Instructions to follow -> The answer is one number. Say how many lines in the entries below include the word "this".
══════════
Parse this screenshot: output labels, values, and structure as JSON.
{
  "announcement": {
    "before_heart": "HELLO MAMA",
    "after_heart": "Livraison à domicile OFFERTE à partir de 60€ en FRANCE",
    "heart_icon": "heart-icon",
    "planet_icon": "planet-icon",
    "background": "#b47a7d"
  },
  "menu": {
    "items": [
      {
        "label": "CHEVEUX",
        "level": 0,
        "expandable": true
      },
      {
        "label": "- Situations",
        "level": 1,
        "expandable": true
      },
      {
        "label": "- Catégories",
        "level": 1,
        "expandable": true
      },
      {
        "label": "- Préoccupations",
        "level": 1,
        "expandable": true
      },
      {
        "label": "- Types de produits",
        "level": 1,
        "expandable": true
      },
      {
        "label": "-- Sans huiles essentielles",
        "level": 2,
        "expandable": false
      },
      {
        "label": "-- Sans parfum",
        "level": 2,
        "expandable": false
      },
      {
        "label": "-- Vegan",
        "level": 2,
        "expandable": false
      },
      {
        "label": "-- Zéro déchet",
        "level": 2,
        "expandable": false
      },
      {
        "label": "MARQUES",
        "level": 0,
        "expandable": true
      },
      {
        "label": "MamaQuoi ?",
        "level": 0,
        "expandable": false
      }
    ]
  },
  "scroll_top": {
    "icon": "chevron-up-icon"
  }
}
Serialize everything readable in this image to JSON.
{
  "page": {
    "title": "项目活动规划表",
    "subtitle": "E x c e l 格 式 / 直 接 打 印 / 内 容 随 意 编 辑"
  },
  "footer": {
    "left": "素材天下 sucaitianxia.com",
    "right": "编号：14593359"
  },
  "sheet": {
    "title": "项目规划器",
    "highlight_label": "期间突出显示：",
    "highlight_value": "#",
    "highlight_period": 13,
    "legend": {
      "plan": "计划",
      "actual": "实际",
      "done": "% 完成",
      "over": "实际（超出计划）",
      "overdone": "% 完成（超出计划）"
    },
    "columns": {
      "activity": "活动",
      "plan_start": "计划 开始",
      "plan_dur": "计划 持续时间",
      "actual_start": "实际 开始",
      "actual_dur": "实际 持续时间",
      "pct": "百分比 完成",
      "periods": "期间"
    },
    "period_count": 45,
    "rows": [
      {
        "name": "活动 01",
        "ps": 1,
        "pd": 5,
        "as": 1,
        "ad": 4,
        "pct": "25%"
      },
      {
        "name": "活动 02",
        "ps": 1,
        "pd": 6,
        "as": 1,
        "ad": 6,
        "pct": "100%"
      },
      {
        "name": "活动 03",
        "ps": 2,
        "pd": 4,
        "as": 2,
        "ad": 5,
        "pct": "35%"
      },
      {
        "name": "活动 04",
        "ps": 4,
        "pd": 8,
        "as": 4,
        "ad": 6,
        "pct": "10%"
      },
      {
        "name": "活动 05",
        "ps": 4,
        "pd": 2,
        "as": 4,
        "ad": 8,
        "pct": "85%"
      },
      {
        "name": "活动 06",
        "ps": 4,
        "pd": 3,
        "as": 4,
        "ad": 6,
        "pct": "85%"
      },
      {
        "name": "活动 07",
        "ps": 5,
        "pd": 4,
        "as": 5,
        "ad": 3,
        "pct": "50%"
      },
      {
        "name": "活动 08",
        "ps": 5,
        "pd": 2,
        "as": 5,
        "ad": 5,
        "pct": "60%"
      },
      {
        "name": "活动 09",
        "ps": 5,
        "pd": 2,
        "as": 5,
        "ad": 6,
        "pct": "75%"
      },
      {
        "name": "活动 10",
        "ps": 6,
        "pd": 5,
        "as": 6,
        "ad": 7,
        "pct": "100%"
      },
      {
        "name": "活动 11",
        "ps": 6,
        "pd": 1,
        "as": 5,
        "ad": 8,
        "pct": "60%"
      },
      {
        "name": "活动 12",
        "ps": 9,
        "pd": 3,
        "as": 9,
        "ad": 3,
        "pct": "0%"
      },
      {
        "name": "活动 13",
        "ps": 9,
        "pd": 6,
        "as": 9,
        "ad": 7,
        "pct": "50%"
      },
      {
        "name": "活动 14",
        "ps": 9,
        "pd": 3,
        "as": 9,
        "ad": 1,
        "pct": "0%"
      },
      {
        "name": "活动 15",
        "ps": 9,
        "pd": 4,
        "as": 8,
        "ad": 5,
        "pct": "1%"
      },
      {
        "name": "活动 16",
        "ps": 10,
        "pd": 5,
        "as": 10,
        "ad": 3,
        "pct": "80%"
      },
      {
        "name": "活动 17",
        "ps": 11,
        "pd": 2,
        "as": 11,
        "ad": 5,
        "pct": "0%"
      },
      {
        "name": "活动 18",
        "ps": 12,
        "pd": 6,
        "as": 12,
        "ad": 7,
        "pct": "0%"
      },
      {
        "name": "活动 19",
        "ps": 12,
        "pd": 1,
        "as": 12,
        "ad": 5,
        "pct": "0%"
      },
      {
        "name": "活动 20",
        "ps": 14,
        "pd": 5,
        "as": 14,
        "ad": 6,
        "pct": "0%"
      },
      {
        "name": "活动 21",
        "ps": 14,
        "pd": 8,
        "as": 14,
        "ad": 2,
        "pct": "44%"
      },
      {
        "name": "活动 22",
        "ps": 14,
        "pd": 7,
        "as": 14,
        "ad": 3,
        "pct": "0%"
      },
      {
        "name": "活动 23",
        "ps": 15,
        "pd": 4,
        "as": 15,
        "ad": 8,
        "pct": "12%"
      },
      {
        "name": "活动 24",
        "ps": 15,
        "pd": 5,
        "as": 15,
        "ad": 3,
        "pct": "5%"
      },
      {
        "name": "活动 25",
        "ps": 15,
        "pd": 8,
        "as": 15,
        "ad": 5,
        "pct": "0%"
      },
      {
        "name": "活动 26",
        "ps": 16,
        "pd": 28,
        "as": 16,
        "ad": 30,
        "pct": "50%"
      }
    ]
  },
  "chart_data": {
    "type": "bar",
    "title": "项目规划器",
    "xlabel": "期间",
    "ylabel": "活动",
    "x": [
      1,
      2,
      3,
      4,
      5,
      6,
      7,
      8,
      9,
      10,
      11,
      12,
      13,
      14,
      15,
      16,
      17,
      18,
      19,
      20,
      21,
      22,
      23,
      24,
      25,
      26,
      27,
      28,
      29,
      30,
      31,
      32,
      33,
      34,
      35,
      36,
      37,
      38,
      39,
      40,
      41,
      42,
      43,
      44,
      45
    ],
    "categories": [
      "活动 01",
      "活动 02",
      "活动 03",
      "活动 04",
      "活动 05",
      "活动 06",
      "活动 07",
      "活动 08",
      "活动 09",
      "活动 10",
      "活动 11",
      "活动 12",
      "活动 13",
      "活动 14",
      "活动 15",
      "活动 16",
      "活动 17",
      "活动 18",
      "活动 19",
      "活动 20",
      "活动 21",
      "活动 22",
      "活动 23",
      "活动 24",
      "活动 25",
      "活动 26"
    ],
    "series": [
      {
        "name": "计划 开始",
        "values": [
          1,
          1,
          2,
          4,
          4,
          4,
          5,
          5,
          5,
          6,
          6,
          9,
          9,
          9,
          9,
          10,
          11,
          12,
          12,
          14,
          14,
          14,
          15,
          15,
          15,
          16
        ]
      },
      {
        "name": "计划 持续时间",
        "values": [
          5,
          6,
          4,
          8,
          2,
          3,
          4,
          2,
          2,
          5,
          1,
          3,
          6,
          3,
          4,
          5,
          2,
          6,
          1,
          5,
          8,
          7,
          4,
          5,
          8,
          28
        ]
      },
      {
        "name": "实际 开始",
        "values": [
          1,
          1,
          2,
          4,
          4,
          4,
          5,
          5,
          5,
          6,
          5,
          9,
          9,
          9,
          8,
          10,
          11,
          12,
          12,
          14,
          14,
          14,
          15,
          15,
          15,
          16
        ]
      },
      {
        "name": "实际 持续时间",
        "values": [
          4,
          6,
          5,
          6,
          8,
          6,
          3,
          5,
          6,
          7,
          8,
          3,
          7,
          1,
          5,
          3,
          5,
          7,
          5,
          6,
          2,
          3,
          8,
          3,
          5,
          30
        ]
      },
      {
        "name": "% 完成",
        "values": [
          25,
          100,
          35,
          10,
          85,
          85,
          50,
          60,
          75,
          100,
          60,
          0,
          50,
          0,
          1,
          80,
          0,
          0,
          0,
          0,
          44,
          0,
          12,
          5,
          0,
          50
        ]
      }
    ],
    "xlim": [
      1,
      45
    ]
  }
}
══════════
Exercise result -> 2